WORK INSTRUCTIONS: In the listing that follows, count every line with the word "icon" in it and write only the total.

EXTRACTED MATERIAL:
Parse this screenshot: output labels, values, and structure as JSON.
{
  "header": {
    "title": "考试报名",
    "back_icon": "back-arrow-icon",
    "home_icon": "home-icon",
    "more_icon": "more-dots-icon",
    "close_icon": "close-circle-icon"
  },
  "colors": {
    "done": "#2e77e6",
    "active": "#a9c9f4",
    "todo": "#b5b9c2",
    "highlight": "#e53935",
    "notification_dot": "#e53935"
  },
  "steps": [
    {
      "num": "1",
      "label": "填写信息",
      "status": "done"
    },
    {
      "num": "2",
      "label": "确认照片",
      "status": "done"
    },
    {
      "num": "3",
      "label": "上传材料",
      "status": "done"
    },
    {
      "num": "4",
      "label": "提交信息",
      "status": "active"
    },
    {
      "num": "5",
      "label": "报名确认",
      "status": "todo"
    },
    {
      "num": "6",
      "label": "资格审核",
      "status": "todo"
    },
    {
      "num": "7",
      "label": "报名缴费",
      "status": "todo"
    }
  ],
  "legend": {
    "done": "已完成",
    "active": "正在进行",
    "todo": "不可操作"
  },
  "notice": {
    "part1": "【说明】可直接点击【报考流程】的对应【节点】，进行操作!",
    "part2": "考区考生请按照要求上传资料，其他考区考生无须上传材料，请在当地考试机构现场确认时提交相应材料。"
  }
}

OUTPUT: 4